▶ _What you will do_
Your task is to output the data exactly as it stands.

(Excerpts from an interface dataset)
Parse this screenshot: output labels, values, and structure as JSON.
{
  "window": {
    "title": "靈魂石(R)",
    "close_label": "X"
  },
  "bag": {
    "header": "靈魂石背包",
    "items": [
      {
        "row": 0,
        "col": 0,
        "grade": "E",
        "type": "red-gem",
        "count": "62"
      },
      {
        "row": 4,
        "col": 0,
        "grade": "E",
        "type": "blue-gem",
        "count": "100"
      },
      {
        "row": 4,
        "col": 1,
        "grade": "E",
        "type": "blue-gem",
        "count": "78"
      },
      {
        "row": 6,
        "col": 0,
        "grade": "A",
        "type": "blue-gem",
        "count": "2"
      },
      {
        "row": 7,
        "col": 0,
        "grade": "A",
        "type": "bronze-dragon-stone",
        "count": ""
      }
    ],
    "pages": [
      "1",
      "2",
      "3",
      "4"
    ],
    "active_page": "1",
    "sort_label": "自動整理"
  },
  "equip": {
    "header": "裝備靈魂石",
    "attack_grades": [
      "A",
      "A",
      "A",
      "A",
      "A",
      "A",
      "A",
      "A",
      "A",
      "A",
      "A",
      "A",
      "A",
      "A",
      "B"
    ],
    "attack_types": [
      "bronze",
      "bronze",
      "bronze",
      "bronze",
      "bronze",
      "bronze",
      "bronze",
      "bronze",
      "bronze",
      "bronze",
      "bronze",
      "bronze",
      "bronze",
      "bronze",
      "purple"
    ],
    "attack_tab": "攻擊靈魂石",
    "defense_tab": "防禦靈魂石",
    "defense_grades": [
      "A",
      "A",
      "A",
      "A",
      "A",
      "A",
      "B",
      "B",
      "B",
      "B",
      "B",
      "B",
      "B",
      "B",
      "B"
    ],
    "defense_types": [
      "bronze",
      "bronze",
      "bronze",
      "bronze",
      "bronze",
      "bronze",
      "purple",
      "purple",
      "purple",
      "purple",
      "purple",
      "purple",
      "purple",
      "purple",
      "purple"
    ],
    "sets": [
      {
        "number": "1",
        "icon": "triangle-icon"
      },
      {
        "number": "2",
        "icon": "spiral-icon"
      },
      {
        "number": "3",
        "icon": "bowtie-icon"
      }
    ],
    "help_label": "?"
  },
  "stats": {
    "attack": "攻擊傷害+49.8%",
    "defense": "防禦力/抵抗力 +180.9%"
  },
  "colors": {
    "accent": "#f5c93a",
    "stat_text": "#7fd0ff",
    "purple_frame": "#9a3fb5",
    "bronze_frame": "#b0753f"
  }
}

▶ _Solution for this problem_
Parse this screenshot: output labels, values, and structure as JSON.
{
  "window": {
    "title": "靈魂石(R)",
    "close_label": "X"
  },
  "bag": {
    "header": "靈魂石背包",
    "items": [
      {
        "row": 0,
        "col": 0,
        "grade": "E",
        "type": "red-gem",
        "count": "62"
      },
      {
        "row": 4,
        "col": 0,
        "grade": "E",
        "type": "blue-gem",
        "count": "100"
      },
      {
        "row": 4,
        "col": 1,
        "grade": "E",
        "type": "blue-gem",
        "count": "78"
      },
      {
        "row": 6,
        "col": 0,
        "grade": "A",
        "type": "blue-gem",
        "count": "2"
      },
      {
        "row": 7,
        "col": 0,
        "grade": "A",
        "type": "bronze-dragon-stone",
        "count": ""
      }
    ],
    "pages": [
      "1",
      "2",
      "3",
      "4"
    ],
    "active_page": "1",
    "sort_label": "自動整理"
  },
  "equip": {
    "header": "裝備靈魂石",
    "attack_grades": [
      "A",
      "A",
      "A",
      "A",
      "A",
      "A",
      "A",
      "A",
      "A",
      "A",
      "A",
      "A",
      "A",
      "A",
      "B"
    ],
    "attack_types": [
      "bronze",
      "bronze",
      "bronze",
      "bronze",
      "bronze",
      "bronze",
      "bronze",
      "bronze",
      "bronze",
      "bronze",
      "bronze",
      "bronze",
      "bronze",
      "bronze",
      "purple"
    ],
    "attack_tab": "攻擊靈魂石",
    "defense_tab": "防禦靈魂石",
    "defense_grades": [
      "A",
      "A",
      "A",
      "A",
      "A",
      "A",
      "B",
      "B",
      "B",
      "B",
      "B",
      "B",
      "B",
      "B",
      "B"
    ],
    "defense_types": [
      "bronze",
      "bronze",
      "bronze",
      "bronze",
      "bronze",
      "bronze",
      "purple",
      "purple",
      "purple",
      "purple",
      "purple",
      "purple",
      "purple",
      "purple",
      "purple"
    ],
    "sets": [
      {
        "number": "1",
        "icon": "triangle-icon"
      },
      {
        "number": "2",
        "icon": "spiral-icon"
      },
      {
        "number": "3",
        "icon": "bowtie-icon"
      }
    ],
    "help_label": "?"
  },
  "stats": {
    "attack": "攻擊傷害+49.8%",
    "defense": "防禦力/抵抗力 +180.9%"
  },
  "colors": {
    "accent": "#f5c93a",
    "stat_text": "#7fd0ff",
    "purple_frame": "#9a3fb5",
    "bronze_frame": "#b0753f"
  }
}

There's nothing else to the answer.